Well, friends, I am here to tell you that there is an objectively true answer in this seemingly purely subjective question. 1965’s A Charlie Brown Christmas is the greatest of all time. Don’t “@ me.” It has become harder to watch this in recent years; sic transit gloria mundi. It aired for one night this year on public television, but otherwise one needs an Apple+ subscription. I have a “hack” though! I own this relic of a bygone Christmas on something called VHS. For the youngsters here, this is a plastic cassette with a magnetic tape inside, which one places into something called a videocassette recorder (or VCR), which we also own. Thus we can watch it without having cable television or installing an unsightly antenna on the roof of the rectory or giving Apple any money!

Anyway, I hope you’ve all seen it at some point, so I won’t give you a plot rundown. The salient point is that Charlie Brown bemoans the conspicuous consumption which defined mid-century Christmas celebrations (and which still does in the Year of Our Lord 2021) and starts to wonder what Christmas is even all about. Finally, Charlie’s best friend, Linus (the one who always sucked his thumb and carried around his security blanket) stands up and recites the Christmas story from Luke that we just heard. If you’re paying close attention you’ll notice he actually tosses his security blanket down when the angel tells the shepherds “be not afraid.” And he concludes by saying, “that’s what Christmas is all about, Charlie Brown.”

What a lot of people don’t realize is that the executives at CBS, which initially aired the special, pressured it writer, Peanuts creator Charles Schulz, to omit the scene. It was deemed “too religious.” These days some folks look back to post-war America as a golden age for mainstream Christianity; sorry if this bursts anybody’s bubble, but while church membership and attendance were indeed at all time highs during the fifties and sixties, this doesn’t mean that the culture had been succesfully Christianized or catechized or transformed into the Kingdom of God, and being too outwardly religious might have been even more outré in some spheres than it is today. So the execs wanted him to take the bible out of it. Schulz basically said “it’s in or it’s not happening,” and good on him! It’s not only the climax of the special, it is, as Linus said, what Christmas is all about.

I’ve been a priest for over twelve years now. Early on it my vocation I would fret about what to preach on Christmas Eve and Easter Day. What can I possibly say that will be new and interesting? How can I say something that will intrigue the visitor or the semi-annual communicant so that they leave inspired or impressed or whatever. I think I’ve finally come to the point where I realize that this is precisely the wrong way to think about it (and not a little self-important to boot). There’s nothing I could say which could possibly make this story any more compelling, because it is already the most compelling story ever told.

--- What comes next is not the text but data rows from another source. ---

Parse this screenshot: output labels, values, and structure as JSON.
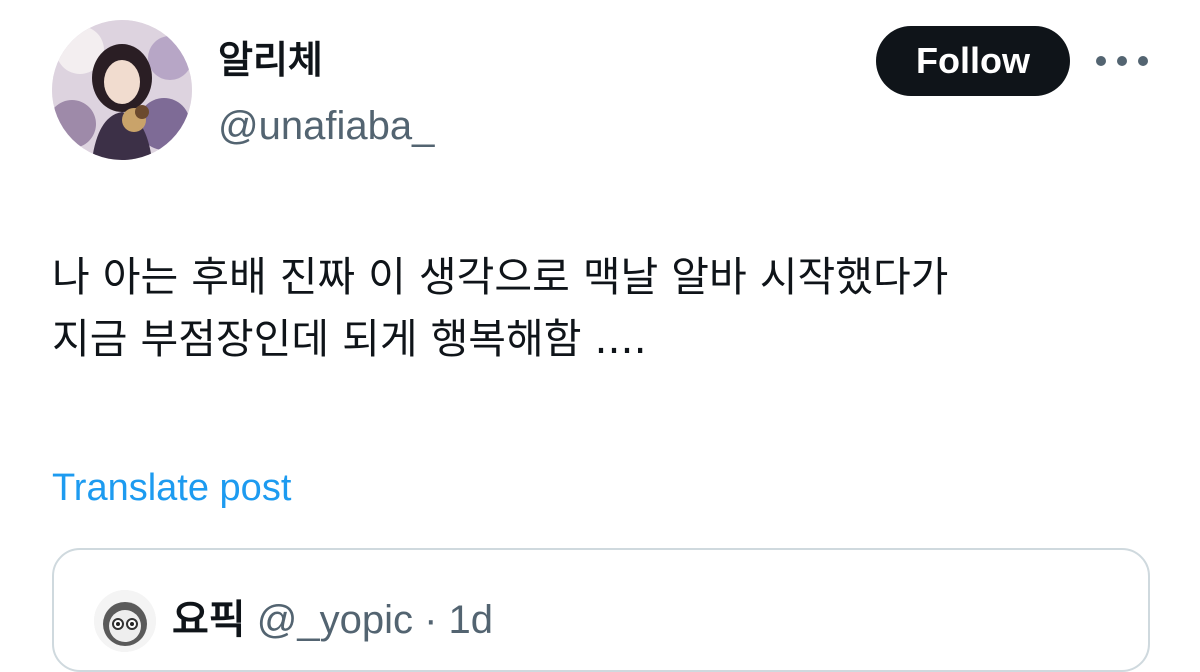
{
  "author": {
    "display_name": "알리체",
    "handle": "@unafiaba_"
  },
  "actions": {
    "follow_label": "Follow"
  },
  "post": {
    "text_lines": [
      "나 아는 후배 진짜 이 생각으로 맥날 알바 시작했다가",
      "지금 부점장인데 되게 행복해함 ...."
    ],
    "translate_label": "Translate post"
  },
  "quoted_post": {
    "display_name": "요픽",
    "handle": "@_yopic",
    "time": "· 1d"
  },
  "colors": {
    "text_primary": "#0f1419",
    "text_secondary": "#536471",
    "link": "#1d9bf0",
    "button_bg": "#0f1419",
    "border": "#cfd9de"
  },
  "icons": {
    "more": "more-horizontal-icon"
  }
}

Here is the Creator of the universe, who has come to us as a little baby. Here is the one whom we spurned, to whom we must be reconciled if there is any hope for us, and instead of permitting himself his rightful vengeance, he has come to save us all as one of us. Here is he who governs all of history through his Almighty Providence, and he has come to be subjected to all the changes and chances of a world which seems so often not to make much sense.

The story speaks for itself, and the preacher might be better served taking the Linus approach. That’s what Christmas is all about. Right there. “The Word was made flesh and dwelt among us, and we beheld his glory, the glory as of the only begotten of the Father, full of Grace and truth.”

I wish you all a happy Christmas. I hope your celebrations are are as fulsome and joyous as they can possibly be during this peculiar pandemic-time. Most of all, I pray that you and I might once again invite the Christ Child into our hearts: to be born there just as he was born in Bethlehem, to take up residence in our sin-sick souls just as he took up residence in our broken world, to bring us at last to his heavenly home where we might dwell with him eternally.

+In the name of the Father and of the Son and of the Holy Spirit. Amen.